> _Problem description_: Each line of the listing where the string "likes" appears is to be identified and copied.

> _Data excerpts_:
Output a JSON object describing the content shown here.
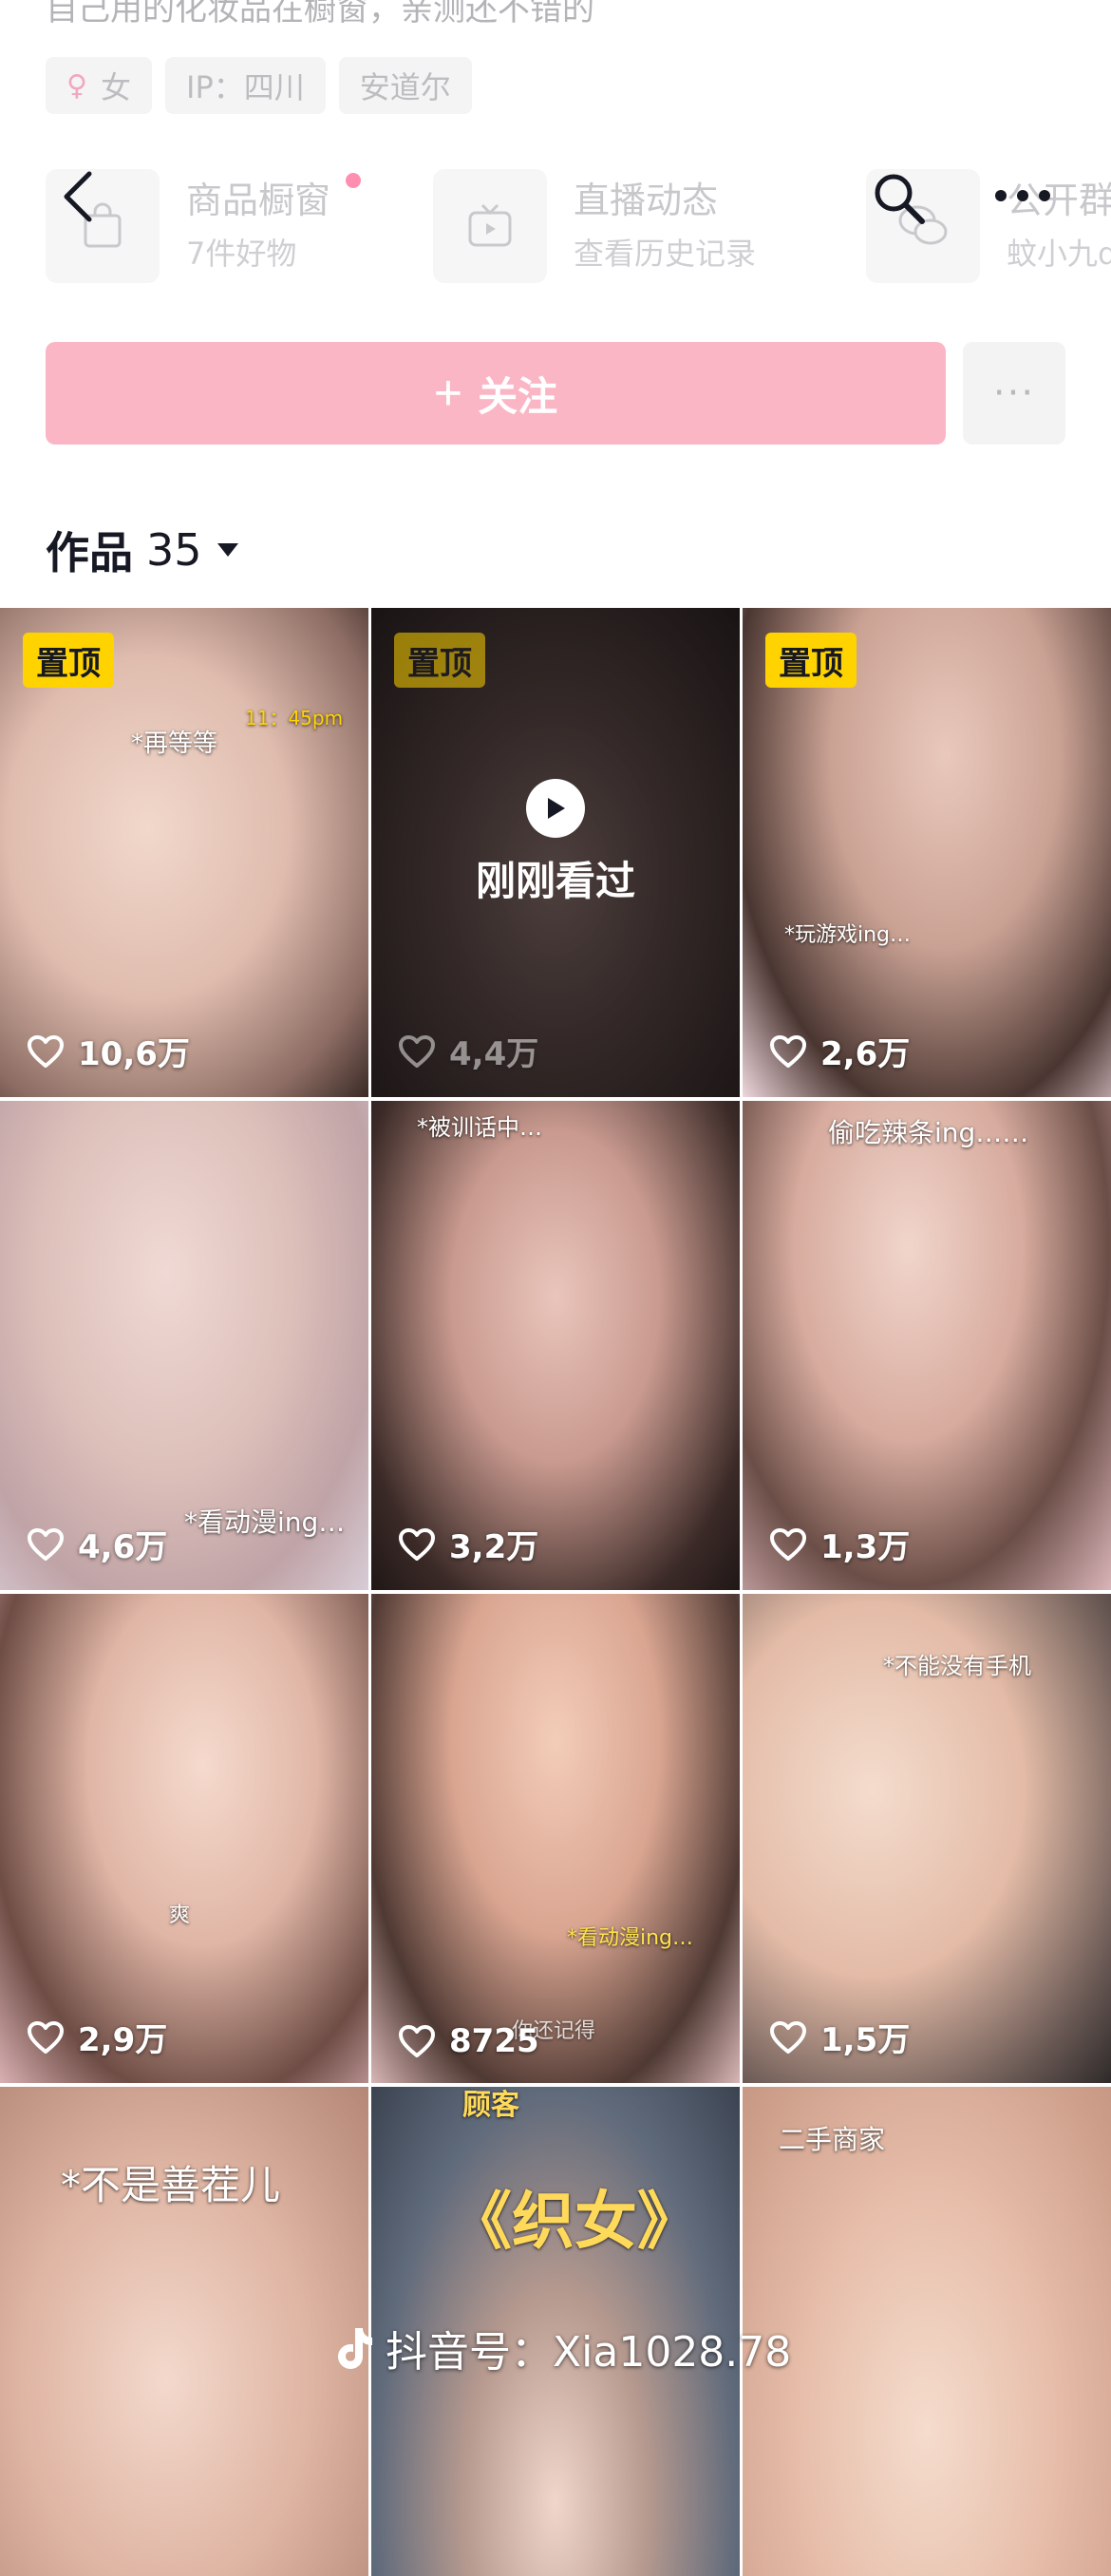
{
  "profile": {
    "bio": "自己用的化妆品在橱窗，亲测还不错的",
    "tags": [
      {
        "label": "女",
        "icon": "female-symbol-icon"
      },
      {
        "label": "IP：四川"
      },
      {
        "label": "安道尔"
      }
    ]
  },
  "cards": {
    "shop": {
      "title": "商品橱窗",
      "subtitle": "7件好物"
    },
    "live": {
      "title": "直播动态",
      "subtitle": "查看历史记录"
    },
    "group": {
      "title": "公开群",
      "subtitle": "蚊小九di"
    }
  },
  "nav": {
    "back_icon": "back-arrow-icon",
    "search_icon": "search-icon",
    "more_icon": "more-dots-icon"
  },
  "follow": {
    "plus": "+",
    "label": "关注",
    "more": "···"
  },
  "works": {
    "label": "作品",
    "count": "35"
  },
  "grid": {
    "tiles": [
      {
        "pinned": "置顶",
        "caption": "*再等等",
        "time": "11：45pm",
        "likes": "10,6万"
      },
      {
        "pinned": "置顶",
        "watched": "刚刚看过",
        "likes": "4,4万"
      },
      {
        "pinned": "置顶",
        "caption": "*玩游戏ing…",
        "likes": "2,6万"
      },
      {
        "caption": "*看动漫ing…",
        "likes": "4,6万"
      },
      {
        "caption": "*被训话中…",
        "likes": "3,2万"
      },
      {
        "caption": "偷吃辣条ing……",
        "likes": "1,3万"
      },
      {
        "caption": "爽",
        "likes": "2,9万"
      },
      {
        "caption": "*看动漫ing…",
        "caption2": "你还记得",
        "likes": "8725"
      },
      {
        "caption": "*不能没有手机",
        "likes": "1,5万"
      },
      {
        "caption": "*不是善茬儿"
      },
      {
        "caption_top": "顾客",
        "title": "《织女》"
      },
      {
        "caption": "二手商家"
      }
    ]
  },
  "watermark": {
    "text": "抖音号：Xia1028.78",
    "icon": "douyin-logo-icon"
  },
  "colors": {
    "accent": "#fbb6c6",
    "badge": "#ffd300",
    "text": "#161823"
  }
}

> _Solution to the problem_:
        "likes": "10,6万"
        "likes": "4,4万"
        "likes": "2,6万"
        "likes": "4,6万"
        "likes": "3,2万"
        "likes": "1,3万"
        "likes": "2,9万"
        "likes": "8725"
        "likes": "1,5万"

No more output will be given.